Divorce and separation Attorney at Honolulu, HI
Licensed for 50 years
Virtual consultation available
Adrienne Sepaniak King was born the oldest of four, in Detroit Michigan. Her father was an aeronautical engineer and a Professor at the University of Detroit School of Engineering. Her mother was a businesswoman and homemaker. Adrienne graduated with a Bachelor of Science degree from the U of D in 1969 with a major in biology and minor in chemistry. Her mother, whose late brother had been a lawyer in Detroit, suggested she go to law school. There were very few women in law schools at the time, but the tide was slowly turning.
Adrienne was one of only two women who were accepted in the first year class in the fall of 1969. Adrienne found she loved the ideas and problem solving skills inherent in the study of law. She was selected to serve on the law review as Articles Editor, the first woman to do so. She published in the school’s Journal of Urban Law November 1971 issue, an article entitled “Busing, a Permissible Tool of School Desegregation. She was the first and only woman in her law school to be part of a Law Enforcement Assistance Administration grant to intern for the Wayne County Detroit Prosecutor’s office.
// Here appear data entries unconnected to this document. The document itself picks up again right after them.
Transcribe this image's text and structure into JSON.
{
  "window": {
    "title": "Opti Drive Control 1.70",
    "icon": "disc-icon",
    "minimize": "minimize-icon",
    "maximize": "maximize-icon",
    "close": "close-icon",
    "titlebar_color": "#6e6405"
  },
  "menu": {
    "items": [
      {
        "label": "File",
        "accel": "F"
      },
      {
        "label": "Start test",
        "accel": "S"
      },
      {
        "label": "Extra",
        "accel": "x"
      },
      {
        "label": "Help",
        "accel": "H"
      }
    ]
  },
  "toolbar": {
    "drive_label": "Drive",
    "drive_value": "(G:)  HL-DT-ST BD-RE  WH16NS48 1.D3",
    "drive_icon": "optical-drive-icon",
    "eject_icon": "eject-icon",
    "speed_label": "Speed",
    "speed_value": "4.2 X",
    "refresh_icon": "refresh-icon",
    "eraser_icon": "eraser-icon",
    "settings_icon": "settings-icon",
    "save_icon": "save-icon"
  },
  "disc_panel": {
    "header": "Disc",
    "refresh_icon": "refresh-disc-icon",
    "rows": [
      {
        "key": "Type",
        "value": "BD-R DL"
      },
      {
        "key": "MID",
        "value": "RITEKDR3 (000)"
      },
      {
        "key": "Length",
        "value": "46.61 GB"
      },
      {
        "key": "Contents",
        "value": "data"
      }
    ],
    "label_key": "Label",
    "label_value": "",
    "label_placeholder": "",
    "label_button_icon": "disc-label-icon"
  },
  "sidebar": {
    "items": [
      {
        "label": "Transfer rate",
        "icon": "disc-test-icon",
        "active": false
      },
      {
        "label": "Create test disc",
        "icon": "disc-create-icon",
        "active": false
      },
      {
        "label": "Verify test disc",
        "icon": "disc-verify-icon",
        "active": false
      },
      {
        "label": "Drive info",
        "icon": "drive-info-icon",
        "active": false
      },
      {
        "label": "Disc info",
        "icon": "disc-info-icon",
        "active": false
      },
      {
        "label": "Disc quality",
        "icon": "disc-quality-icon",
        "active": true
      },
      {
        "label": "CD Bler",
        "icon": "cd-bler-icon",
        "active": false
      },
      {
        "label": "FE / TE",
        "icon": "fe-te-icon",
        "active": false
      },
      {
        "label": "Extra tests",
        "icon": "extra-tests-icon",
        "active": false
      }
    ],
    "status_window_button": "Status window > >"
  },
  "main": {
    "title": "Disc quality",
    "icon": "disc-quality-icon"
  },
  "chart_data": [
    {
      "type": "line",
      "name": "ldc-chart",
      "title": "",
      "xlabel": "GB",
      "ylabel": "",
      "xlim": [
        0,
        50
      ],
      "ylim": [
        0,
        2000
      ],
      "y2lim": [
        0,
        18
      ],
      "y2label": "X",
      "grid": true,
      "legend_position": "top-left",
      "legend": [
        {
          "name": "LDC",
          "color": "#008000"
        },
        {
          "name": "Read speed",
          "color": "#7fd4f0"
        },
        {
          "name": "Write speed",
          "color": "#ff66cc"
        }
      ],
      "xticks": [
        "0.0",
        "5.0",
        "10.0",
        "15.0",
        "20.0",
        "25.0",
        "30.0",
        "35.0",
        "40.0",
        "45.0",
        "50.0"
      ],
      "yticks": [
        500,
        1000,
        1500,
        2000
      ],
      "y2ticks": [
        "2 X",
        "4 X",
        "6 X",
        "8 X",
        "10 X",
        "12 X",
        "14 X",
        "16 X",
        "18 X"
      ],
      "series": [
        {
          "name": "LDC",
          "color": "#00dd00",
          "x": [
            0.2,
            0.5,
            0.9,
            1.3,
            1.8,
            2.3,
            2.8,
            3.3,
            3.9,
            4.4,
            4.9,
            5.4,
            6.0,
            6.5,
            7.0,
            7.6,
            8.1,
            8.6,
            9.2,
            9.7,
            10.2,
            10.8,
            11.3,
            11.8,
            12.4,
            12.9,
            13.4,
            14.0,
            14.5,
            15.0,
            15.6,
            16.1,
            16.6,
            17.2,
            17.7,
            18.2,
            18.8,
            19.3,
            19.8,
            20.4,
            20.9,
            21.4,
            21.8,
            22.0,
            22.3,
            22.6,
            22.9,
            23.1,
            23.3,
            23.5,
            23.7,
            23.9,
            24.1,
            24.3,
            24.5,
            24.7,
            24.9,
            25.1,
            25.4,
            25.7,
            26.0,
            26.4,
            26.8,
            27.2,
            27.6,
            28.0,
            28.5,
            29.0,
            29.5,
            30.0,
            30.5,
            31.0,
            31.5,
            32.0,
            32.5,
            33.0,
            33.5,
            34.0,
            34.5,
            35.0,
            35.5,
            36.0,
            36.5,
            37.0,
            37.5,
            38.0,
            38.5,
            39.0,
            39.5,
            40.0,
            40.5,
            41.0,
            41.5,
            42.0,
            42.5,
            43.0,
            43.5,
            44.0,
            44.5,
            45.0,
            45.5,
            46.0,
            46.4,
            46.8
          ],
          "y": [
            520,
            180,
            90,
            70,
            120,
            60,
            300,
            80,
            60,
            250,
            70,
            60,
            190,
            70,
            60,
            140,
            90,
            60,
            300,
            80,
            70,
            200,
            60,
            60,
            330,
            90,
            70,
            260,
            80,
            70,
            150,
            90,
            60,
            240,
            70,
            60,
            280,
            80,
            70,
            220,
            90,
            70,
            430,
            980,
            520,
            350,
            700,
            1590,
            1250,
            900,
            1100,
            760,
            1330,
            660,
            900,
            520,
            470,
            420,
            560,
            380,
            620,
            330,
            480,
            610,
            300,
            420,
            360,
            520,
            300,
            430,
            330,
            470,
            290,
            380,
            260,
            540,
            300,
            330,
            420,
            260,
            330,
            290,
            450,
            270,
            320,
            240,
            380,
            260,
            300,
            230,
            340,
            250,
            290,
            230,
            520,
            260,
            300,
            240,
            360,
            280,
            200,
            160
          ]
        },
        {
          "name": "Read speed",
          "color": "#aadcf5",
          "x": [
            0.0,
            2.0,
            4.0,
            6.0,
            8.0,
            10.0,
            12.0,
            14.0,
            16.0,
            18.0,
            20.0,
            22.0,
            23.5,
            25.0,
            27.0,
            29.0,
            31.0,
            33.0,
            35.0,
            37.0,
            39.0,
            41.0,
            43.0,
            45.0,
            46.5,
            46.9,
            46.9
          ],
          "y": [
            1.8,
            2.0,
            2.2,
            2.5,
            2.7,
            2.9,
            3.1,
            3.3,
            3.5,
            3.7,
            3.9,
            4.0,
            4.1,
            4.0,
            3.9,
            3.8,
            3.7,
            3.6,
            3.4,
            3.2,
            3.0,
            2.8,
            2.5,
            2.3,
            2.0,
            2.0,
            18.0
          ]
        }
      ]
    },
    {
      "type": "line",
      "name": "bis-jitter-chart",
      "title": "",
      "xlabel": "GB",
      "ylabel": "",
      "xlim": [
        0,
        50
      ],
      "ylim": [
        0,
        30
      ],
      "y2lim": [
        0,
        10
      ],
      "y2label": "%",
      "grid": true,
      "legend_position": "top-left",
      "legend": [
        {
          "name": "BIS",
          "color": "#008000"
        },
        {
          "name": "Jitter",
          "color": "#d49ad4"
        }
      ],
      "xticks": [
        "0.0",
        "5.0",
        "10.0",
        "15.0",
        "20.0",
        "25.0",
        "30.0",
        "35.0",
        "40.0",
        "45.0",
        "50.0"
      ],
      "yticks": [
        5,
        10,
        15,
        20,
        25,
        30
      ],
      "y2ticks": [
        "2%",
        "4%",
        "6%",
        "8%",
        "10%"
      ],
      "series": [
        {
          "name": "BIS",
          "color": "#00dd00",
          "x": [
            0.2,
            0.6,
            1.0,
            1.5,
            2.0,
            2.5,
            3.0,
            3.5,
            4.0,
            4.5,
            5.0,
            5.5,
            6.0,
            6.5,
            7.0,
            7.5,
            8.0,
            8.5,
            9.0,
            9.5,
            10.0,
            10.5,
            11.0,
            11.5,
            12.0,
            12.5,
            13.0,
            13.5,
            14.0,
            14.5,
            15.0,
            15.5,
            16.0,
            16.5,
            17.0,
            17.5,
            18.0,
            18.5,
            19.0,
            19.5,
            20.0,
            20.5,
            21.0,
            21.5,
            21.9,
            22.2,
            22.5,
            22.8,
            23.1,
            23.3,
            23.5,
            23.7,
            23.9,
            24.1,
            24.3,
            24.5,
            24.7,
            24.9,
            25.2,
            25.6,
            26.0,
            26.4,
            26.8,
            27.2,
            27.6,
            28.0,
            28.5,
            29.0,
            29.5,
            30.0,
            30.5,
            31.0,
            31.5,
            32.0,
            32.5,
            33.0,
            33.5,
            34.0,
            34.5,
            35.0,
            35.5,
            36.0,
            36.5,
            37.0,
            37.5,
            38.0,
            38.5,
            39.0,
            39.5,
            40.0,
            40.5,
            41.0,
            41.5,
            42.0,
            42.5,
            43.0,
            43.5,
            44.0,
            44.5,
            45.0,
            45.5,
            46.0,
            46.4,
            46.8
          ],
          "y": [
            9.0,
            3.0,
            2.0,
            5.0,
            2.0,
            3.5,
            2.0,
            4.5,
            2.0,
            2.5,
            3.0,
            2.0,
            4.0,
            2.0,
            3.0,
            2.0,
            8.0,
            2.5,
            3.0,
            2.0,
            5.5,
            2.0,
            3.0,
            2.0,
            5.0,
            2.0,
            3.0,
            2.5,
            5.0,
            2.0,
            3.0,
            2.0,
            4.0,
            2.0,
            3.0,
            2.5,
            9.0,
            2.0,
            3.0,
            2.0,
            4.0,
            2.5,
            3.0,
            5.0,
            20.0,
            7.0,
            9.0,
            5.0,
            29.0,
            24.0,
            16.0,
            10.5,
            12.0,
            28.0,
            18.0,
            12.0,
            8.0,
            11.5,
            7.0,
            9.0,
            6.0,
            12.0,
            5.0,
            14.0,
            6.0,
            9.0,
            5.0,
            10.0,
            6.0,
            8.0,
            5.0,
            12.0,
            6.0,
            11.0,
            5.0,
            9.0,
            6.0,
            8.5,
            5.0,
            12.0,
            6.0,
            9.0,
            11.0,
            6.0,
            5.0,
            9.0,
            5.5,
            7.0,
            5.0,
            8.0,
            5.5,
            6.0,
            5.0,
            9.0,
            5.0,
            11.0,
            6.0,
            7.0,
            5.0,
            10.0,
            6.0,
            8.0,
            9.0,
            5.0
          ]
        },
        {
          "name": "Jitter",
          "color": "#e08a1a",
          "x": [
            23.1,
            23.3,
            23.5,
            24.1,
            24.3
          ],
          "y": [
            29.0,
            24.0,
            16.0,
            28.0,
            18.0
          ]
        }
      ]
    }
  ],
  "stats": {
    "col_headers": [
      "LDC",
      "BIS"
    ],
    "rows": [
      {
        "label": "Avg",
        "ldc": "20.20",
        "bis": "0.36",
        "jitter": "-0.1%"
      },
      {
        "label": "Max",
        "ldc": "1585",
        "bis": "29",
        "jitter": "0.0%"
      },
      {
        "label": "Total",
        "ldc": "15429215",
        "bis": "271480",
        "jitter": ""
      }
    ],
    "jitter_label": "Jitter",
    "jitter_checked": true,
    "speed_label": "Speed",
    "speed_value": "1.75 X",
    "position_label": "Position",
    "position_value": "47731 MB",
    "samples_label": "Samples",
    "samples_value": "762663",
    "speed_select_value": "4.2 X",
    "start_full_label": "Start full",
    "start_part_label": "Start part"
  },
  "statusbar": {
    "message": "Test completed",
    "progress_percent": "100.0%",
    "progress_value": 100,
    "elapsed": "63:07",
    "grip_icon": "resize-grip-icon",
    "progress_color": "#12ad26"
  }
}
She interned there for over a year, notably working under Patricia Boyle who later became a justice on the Michigan Supreme Court. Her dual science and law background resulted in her being solicited to volunteer intern for Life of the Land, the environmental action group formed in Hawaii soon after President Nixon’s creation of the Environmental Protection Agency.
Adrienne, taking after her adventurous grandparents, all four of whom left their native Poland for the U. S. before WWI, landed in Hawaii in May 1972, two weeks after graduation, not knowing a soul. Taking two bar exams that summer, the first in Hawaii, the second a month later in Michigan, she commenced working (for under $12,000/year), for the Honolulu Prosecutor’s office. She was the third woman hired. Those were exciting times to be working in the Honolulu Prosecutor’s office Adrienne recalls. Hawaii was a happening place, which had achieved statehood only 13 years before. It was like being in a foreign country that wasn’t, with ideas and people of such variety and promise and energy in sharp contrast to the stagnation of Detroit. Criminally, the “underworld” in Hawaii was in its heyday, with shootings and killings making front page news every other day, which made coming to work more fun than work. Starting out in traffic court, she was soon trying hundreds of misdemeanor cases, working up to trying over 3 dozen felony jury trials to verdict, with an over 75% conviction rate. She was the first woman in Hawaii to try a murder case. She obtained a conviction as charged. She was the first woman made “team captain” for Circuit Court felony cases with oversight responsibility for dozens of cases of those deputies assigned to work on her team.
She left the Prosecutor’s office in 1976 to work for the City Corporation Counsel’s office. There, she handled more cases than she could count, and took over 2 dozen cases to trial obtaining verdicts in the City’s favor in almost 90% of those cases. She was the first woman to be named Assistant Chief of the Trials Division, when she left in 1985 to go into private practice with her husband, Samuel P. King, Jr. Except for a brief return to the city as the first, and to this day, the only woman Chief of the Trials Division from 1990-1993, Adrienne and Sam have practiced together as King & King focusing on family law, limited personal injury and criminal defense cases. She has successfully defended people charged with murder, rape, conspiracy, and theft in state and federal court.
We have not found any instances of professional misconduct for this lawyer.